This report provides the current context for the delivery of the Warwickshire County Council Education Sufficiency Strategy and the Warwickshire SEND and Inclusion Strategy and outlines pupil number forecasts from September 2023.
Cabinet Portfolio Holder – Councillor Kam Kaur
This report was presented by Councillor Kam Kaur, Portfolio Holder for Education, who stated that the Council had a statutory duty to ensure that sufficient early years, childcare, primary, secondary and post-16 education places were available for their area, including places appropriate for pupils with Special Educational Needs/Disabilities (SEND). She advised that the Annual Education Sufficiency Update (Ages 0-25) 2023 was supplementary to the County Council’s Education Sufficiency Strategy and outlined the Council’s approach to this duty, including pupil number forecasts from September 2023, compared against school capacities. Details of any pressures expected during that period were included, along with proposed solutions such as school expansions. Sufficiency of early years, childcare, post-16 and SEND places were also assessed. Council Kaur noted that across the county as a whole, there was sufficient capacity to provide early years and childcare places to all that required it. There was also a sufficient number of places for Post-16 students. Demand for early years places was expected to increase in some areas of high housing development.

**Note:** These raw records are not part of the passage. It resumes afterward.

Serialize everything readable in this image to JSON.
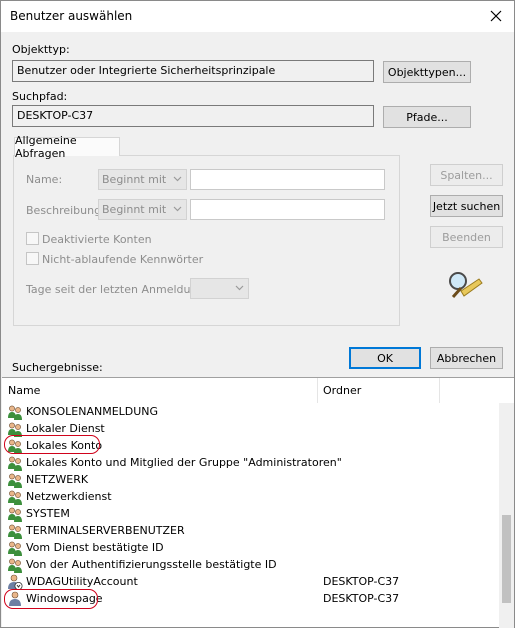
{
  "window": {
    "title": "Benutzer auswählen",
    "close_icon": "close-icon"
  },
  "object_type": {
    "label": "Objekttyp:",
    "value": "Benutzer oder Integrierte Sicherheitsprinzipale",
    "button": "Objekttypen..."
  },
  "search_path": {
    "label": "Suchpfad:",
    "value": "DESKTOP-C37",
    "button": "Pfade..."
  },
  "tab": {
    "label": "Allgemeine Abfragen"
  },
  "query": {
    "name_label": "Name:",
    "name_mode": "Beginnt mit",
    "name_value": "",
    "desc_label": "Beschreibung:",
    "desc_mode": "Beginnt mit",
    "desc_value": "",
    "disabled_accounts": "Deaktivierte Konten",
    "non_expiring": "Nicht-ablaufende Kennwörter",
    "days_label": "Tage seit der letzten Anmeldung:",
    "days_value": ""
  },
  "side_buttons": {
    "columns": "Spalten...",
    "search_now": "Jetzt suchen",
    "stop": "Beenden"
  },
  "dialog_buttons": {
    "ok": "OK",
    "cancel": "Abbrechen"
  },
  "results": {
    "label": "Suchergebnisse:",
    "columns": [
      "Name",
      "Ordner"
    ],
    "rows": [
      {
        "name": "KONSOLENANMELDUNG",
        "folder": ""
      },
      {
        "name": "Lokaler Dienst",
        "folder": ""
      },
      {
        "name": "Lokales Konto",
        "folder": ""
      },
      {
        "name": "Lokales Konto und Mitglied der Gruppe \"Administratoren\"",
        "folder": ""
      },
      {
        "name": "NETZWERK",
        "folder": ""
      },
      {
        "name": "Netzwerkdienst",
        "folder": ""
      },
      {
        "name": "SYSTEM",
        "folder": ""
      },
      {
        "name": "TERMINALSERVERBENUTZER",
        "folder": ""
      },
      {
        "name": "Vom Dienst bestätigte ID",
        "folder": ""
      },
      {
        "name": "Von der Authentifizierungsstelle bestätigte ID",
        "folder": ""
      },
      {
        "name": "WDAGUtilityAccount",
        "folder": "DESKTOP-C37"
      },
      {
        "name": "Windowspage",
        "folder": "DESKTOP-C37"
      }
    ]
  },
  "colors": {
    "default_button_border": "#0078d7",
    "annotation_circle": "#d0021b"
  }
}
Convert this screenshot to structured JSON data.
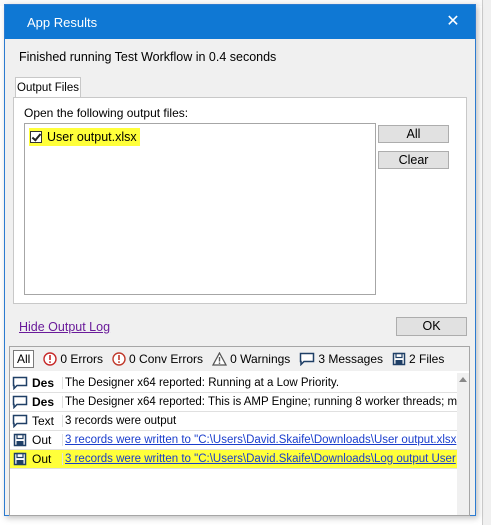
{
  "dialog": {
    "title": "App Results",
    "close_glyph": "✕",
    "status": "Finished running Test Workflow in 0.4 seconds"
  },
  "tabs": [
    {
      "label": "Output Files"
    }
  ],
  "output_files": {
    "label": "Open the following output files:",
    "items": [
      {
        "name": "User output.xlsx",
        "checked": true
      }
    ],
    "all_button": "All",
    "clear_button": "Clear"
  },
  "hide_log_link": "Hide Output Log",
  "ok_button": "OK",
  "log": {
    "filters": {
      "all": "All",
      "errors": "0 Errors",
      "conv_errors": "0 Conv Errors",
      "warnings": "0 Warnings",
      "messages": "3 Messages",
      "files": "2 Files"
    },
    "rows": [
      {
        "icon": "message-icon",
        "type": "Des",
        "message": "The Designer x64 reported: Running at a Low Priority."
      },
      {
        "icon": "message-icon",
        "type": "Des",
        "message": "The Designer x64 reported: This is AMP Engine; running 8 worker threads; m"
      },
      {
        "icon": "message-icon",
        "type": "Text",
        "message": "3 records were output"
      },
      {
        "icon": "file-icon",
        "type": "Out",
        "message": "3 records were written to \"C:\\Users\\David.Skaife\\Downloads\\User output.xlsx"
      },
      {
        "icon": "file-icon",
        "type": "Out",
        "message": "3 records were written to \"C:\\Users\\David.Skaife\\Downloads\\Log output User"
      }
    ]
  },
  "colors": {
    "title_bar": "#0f78d4",
    "highlight": "#ffff3a",
    "link": "#1a3dcc",
    "visited_link": "#6a1b9a"
  }
}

She noted that the trend in Warwickshire was for increased demand for specialist education provision. Provision in Specialist Resourced Provision and special schools was being expanded and a ‘deep dive’ review was taking place, as part of the Delivering Better Value Programme, which would lead to recommendations on whether any further special school provision should also be commissioned.
Eleven new schools had opened in Warwickshire since 2010, as well as several permanent school expansions contributing to an overall increase of over 10,000 new permanent school places in the last 10 years. During the next fifteen-year period it was expected to deliver at least another seven new schools, alongside several expansion projects for both mainstream and specialist settings. In the longer term, if all proposed housing development across the county was built as suggested, this figure could rise to as many as 24 new schools being required to meet the need for school places. Early years places and Specialist Resourced Provision would be provided in all new schools where appropriate.
Councillor Kaur highlighted the forecast mainstream pupil numbers as set out in the report and noted that the forecasting methodology used was based on DfE guidance. Councillor Kaur went on to state that demand for primary places in all year groups could be accommodated in existing schools in most planning areas. Areas of high housing development including Nuneaton, Rugby, Kineton, Kenilworth and South of Leamington were forecasting a need for additional primary school places and this was addressed in the Update.
Councillor Kaur noted that all areas of the county were experiencing pressure on Secondary school places in some year groups, as a combined result of larger resident cohorts moving through these year groups and new housing development in the county bringing new families during the school year. In addition to new schools opening and permanent expansion of existing schools as detailed in the Update, to meet the increasing need for places during the school year, Secondary schools would be required to take a small number of pupils over capacity in most year groups and in most areas by the end of 2023. The local authority was working with Secondary schools to support the introduction of temporary expansions/additional places and the Fair Access Protocol would continue to be used as appropriate.
Councillor Kaur provided reassurance that proposed additional school expansions and new schools would be subject to the usual processes of governance prior to submission for Council approval, including of capital expenditure.
Councillor Isobel Seccombe, Chair and Leader, noted that there was a theme to the challenges being discussed around demand for SEND and she considered that this meant changes for schools and how they continued to meet the needs of the community. Councillor Seccombe considered that this required a serious discussion with schools, including academies.
Councillor Jerry Roodhouse expressed his concern regarding SEND that the age that children required support was becoming younger, impacting family centres and nurseries and this would continue to increase demand in future years. He welcomed the proposed deep dive and looked forward to the outcome of the report. He considered that some Member oversight was required to support a culture shift towards a more corporate approach. Councillor Roodhouse indicated he was not supportive of academisation which limited the prospects for a strategic approach. He explained that he had spoken to a primary school headteacher in the days before the meeting and praised the exceptional work she had been doing to ensure the school played its role in the community but he noted a different approach from secondary schools. In his view, the pressures coming through the system were increasing and would continue to do so with self harm, alcohol, and suicide now being noted in younger age groups. He asked how long the feasibilty work with regarding to Rugby North would take.
Councillor Kam Kaur agreed with sentiments expressed around culture but, as could be seen from the report, a lot of work was taking place and the sufficiency team were constantly planning and forecasting. She noted the rise in the need for education, health and care plans and the need to plan now for how schools could support the Council to meet those challenges, bringing the Warwickshire family of schools into a more collaborative way of working.
Councillor Margaret Bell noted that the report did not go into detail on the proportion of in-year places required and whether these were rising. Councillor Kaur responded that in-year applications were having a big impact and there were challenges around schools capping their admission numbers.
That Cabinet endorses the Annual Education Sufficiency Update (Ages 0-25) 2023 at Appendix 1 to the report and confirms its support for the development of design, feasibility and detailed costings for the proposed projects identified in the report.